Rudyard Kipling (30 December 1865 – 18 January 1936 / Bombay)
A Song of the English
Fair is our lot -- O goodly is our heritage!
(Humble ye, my people, and be fearful in your mirth!)
For the Lord our God Most High
He hath made the deep as dry,
He hath smote for us a pathway to the ends of all the Earth!
Yea, though we sinned -- and our rulers went from righteousness --
Deep in all dishonour though we stained our garments' hem.
Oh be ye not dismayed,
Though we stumbled and we strayed,
We were led by evil counsellors -- the Lord shall deal with them!
Hold ye the Faith -- the Faith our Fathers seal]\ed us;
Whoring not with visions -- overwise and overstale.
Except ye pay the Lord
Single heart and single sword,
Of your children in their bondage shall He ask them treble-tale!
Keep ye the Law -- be swift in all obedience --
Clear the land of evil, drive the road and bridge the ford.
Make ye sure to each his own
That he reap where he hath sown;
By the peace among Our peoples let men know we serve the Lord!
. . . . .
Hear now a song -- a song of broken interludes --
A song of little cunning; of a singer nothing worth.
Through the naked words and mean
May ye see the truth between
As the singer knew and touched it in the ends of all the Earth!
Comments about this poem (A Song of the English by Rudyard Kipling )
People who read Rudyard Kipling also read
Top 500 Poems
The Road Not Taken
If You Forget Me
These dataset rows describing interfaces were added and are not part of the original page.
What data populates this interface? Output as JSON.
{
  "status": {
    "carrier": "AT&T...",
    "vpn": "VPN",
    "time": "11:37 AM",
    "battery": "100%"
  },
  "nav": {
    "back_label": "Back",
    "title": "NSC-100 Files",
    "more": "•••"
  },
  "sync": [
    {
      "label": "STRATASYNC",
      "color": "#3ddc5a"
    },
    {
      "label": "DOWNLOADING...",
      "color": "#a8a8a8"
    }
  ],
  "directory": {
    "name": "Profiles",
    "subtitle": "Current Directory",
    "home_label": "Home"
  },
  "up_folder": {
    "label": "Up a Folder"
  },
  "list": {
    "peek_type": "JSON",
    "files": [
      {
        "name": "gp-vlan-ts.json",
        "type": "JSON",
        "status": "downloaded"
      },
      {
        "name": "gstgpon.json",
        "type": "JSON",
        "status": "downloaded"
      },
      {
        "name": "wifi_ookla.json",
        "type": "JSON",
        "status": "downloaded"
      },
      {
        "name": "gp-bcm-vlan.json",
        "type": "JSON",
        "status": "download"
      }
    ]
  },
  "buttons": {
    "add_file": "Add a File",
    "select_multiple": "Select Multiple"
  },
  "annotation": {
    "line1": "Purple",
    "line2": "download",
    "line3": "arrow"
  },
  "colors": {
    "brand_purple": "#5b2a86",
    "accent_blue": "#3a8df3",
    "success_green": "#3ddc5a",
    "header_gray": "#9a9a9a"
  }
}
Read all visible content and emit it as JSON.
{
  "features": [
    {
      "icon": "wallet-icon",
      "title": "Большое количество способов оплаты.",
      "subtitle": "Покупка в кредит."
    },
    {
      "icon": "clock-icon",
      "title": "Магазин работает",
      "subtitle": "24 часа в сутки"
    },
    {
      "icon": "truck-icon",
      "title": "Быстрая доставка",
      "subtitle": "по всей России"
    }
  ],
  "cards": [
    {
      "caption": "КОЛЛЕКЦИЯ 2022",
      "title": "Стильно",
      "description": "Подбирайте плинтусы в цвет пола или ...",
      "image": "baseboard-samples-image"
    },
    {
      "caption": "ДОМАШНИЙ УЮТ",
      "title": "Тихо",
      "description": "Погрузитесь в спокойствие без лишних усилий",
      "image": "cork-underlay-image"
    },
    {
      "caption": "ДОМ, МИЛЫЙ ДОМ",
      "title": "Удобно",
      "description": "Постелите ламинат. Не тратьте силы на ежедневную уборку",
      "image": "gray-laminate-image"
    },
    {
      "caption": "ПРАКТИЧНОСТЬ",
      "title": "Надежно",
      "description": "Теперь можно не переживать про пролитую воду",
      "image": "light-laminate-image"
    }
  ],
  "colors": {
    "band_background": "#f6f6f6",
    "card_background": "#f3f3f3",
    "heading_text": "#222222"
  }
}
Still I Rise
Edgar Allan Poe
I Know Why The Caged Bird Sings
Stopping by Woods on a Snowy Evening
William Ernest Henley